5From what the Plaintiff receives from the jury, he must pay back his health insurance company (if he has health insurance) for any benefits he received. This is called "subrogation." The same is true if the Plaintiff paid his medical bills with Medicaid or Medicare. Both entities must be paid back.

6 From what the Plaintiff receives from the jury, he must pay back his own auto insurance company for any benefits it paid on his behalf, such as medical bills or vehicle repair costs. Even worse, in some circumstances, the Plaintiff's auto carrier which paid his medical bills now owns the medical bill claim. The Plaintiff's insurer makes a sweetheart deal with the Defendant so it is protected, while the Plaintiff is left to struggle against the Defendant's insurance company.

7From what the Plaintiff receives from the jury, he must pay back his workers' compensation insurance company if he was injured while on-the-job, even if this means that the Plaintiff gets nothing and his workers' compensation insurance gets all of the proceeds of the litigation. See:

  • AS 23.30.015(g) and McCarter v. Alaska Nat. Ins. Co., 883 P.2d 986 (Alaska 1994).

8From what the Plaintiff receives from the jury, he must pay back his disability insurance company (if he has one) for any benefits it paid. If the Plaintiff is receiving Social Security Disability benefits, he may have to repay some or all of them, depending on a variety of circumstances.

9The Plaintiff is compensated by what is left over, if anything.

10Alaska is the only "loser pays" jurisdiction in America.
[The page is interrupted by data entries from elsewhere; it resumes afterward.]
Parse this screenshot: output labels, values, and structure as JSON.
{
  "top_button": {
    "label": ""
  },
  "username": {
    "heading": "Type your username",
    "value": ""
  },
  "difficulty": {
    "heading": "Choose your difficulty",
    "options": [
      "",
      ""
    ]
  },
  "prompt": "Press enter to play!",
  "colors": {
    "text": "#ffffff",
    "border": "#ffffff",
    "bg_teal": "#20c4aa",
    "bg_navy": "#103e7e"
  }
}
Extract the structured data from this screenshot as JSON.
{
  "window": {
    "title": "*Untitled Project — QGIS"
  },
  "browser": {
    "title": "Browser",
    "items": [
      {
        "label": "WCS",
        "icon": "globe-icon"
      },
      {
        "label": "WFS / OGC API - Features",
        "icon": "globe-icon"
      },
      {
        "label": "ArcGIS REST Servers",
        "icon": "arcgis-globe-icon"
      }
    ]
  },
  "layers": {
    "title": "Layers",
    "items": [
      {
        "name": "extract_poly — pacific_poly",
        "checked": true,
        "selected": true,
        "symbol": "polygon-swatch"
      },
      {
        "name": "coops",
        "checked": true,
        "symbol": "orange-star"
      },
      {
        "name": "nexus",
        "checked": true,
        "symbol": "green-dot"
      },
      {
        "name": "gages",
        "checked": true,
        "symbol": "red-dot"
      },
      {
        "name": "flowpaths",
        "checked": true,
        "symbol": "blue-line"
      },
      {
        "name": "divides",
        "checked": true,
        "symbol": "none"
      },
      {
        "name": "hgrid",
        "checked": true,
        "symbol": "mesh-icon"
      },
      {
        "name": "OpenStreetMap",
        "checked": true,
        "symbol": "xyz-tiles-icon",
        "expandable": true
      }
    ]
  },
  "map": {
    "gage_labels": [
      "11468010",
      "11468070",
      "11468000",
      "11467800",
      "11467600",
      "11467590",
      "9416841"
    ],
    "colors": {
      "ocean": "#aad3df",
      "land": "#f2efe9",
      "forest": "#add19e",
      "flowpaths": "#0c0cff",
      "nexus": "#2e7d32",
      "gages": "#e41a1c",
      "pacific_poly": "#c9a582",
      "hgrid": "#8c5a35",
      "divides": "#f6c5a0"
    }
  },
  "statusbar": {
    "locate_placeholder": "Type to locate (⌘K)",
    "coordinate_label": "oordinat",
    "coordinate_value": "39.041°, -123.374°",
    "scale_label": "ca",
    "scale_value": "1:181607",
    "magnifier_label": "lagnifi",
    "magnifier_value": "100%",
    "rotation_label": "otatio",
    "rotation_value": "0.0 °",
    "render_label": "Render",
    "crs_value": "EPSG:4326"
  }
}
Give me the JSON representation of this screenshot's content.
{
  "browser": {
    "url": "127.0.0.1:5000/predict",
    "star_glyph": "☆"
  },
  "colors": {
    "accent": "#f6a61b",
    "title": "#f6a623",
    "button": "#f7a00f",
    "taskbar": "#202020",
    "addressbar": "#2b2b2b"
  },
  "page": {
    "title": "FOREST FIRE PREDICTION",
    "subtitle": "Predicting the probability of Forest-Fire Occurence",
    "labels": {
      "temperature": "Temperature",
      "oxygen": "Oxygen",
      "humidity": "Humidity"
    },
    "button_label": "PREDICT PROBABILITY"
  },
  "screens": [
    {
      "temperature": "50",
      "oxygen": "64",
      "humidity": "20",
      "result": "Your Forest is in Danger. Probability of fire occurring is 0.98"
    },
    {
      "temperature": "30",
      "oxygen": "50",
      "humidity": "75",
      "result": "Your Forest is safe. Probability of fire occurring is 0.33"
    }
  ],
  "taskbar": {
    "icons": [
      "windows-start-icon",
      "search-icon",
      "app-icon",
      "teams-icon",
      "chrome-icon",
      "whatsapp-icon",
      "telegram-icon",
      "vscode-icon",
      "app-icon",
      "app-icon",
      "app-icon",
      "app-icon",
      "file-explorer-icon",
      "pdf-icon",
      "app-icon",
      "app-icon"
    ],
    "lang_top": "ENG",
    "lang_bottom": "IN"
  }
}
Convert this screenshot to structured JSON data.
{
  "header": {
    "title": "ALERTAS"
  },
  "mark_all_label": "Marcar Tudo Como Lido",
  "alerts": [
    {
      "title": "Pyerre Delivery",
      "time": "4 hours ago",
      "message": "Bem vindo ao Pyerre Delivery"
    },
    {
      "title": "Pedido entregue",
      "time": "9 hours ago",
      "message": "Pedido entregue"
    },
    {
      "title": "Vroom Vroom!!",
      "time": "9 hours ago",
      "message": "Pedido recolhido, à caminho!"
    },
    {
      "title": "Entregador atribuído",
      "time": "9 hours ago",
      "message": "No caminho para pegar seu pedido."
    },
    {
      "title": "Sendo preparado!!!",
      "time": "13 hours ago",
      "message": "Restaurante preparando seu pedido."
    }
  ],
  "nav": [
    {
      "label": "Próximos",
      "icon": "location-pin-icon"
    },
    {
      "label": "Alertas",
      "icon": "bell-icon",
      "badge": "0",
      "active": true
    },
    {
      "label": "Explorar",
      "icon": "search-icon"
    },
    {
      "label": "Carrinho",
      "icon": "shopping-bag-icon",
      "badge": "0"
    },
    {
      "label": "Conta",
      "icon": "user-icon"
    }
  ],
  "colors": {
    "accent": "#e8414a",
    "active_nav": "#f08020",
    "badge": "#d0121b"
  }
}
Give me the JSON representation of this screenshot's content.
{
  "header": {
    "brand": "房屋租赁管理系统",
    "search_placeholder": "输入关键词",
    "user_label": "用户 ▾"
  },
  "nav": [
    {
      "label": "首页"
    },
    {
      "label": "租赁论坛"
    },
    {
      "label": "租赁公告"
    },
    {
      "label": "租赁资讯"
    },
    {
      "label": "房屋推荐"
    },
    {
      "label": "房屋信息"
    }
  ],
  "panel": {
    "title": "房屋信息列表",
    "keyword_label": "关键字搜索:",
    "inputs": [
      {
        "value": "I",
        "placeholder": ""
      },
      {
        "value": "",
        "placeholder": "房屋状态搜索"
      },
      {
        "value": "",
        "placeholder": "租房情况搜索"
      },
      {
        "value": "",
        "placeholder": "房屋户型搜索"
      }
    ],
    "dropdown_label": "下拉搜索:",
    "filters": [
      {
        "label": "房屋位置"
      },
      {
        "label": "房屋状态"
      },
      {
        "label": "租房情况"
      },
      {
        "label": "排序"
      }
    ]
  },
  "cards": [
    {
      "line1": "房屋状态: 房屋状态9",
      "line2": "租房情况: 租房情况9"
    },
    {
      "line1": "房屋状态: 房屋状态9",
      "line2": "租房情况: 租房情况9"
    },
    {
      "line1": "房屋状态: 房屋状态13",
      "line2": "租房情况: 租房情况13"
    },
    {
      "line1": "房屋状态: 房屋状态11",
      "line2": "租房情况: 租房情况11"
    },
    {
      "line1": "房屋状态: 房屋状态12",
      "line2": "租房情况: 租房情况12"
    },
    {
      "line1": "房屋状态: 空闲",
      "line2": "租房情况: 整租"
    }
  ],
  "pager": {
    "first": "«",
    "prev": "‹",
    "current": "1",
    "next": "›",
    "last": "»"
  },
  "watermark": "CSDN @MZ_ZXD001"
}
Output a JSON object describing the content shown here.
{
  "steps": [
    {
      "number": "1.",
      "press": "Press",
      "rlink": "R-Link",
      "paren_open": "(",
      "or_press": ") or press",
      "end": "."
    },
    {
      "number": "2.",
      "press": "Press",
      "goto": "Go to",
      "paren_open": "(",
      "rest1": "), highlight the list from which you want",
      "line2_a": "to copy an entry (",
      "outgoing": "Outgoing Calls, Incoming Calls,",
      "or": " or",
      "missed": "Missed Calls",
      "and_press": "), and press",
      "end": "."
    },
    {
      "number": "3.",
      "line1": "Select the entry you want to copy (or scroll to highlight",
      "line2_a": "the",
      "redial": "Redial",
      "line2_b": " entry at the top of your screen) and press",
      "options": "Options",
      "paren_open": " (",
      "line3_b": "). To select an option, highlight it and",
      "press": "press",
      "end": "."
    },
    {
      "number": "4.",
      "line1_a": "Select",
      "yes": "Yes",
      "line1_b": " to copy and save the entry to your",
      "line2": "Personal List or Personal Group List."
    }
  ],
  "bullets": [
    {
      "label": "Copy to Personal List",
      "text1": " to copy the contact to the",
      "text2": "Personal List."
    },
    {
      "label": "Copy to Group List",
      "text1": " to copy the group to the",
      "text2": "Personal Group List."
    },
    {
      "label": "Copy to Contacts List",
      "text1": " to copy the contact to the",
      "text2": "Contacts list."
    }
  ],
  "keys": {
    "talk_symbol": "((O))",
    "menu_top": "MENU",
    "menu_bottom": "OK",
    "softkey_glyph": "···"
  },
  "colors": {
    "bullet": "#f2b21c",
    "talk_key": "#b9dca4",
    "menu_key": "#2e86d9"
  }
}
If the person bringing a lawsuit loses against the insurance industry, or if the claimant doesn't beat a pretrial "offer of judgment" that the jury is never told about, the claimant will be saddled with a judgment against him/her for 30-75% of the actual attorney's fees charged by the insurance company-paid attorney defending the case. These awards are nearly always tens of thousands of dollars and often are greater than $100,000.00. See:

  • Alaska R. Civ. P. 68, 79, and 82; Hillman v. Nationwide Mut. Fire Ins. Co., 855 P.2d 1321, 1327 (Alaska 1983); AS 09.60.010.

Contact An Injury Litigation Attorney

For more information about the insurance company's top ten secrets, or seeking a personal injury or workers' compensation settlement, contact attorney Michael J. Schneider in Anchorage, Alaska.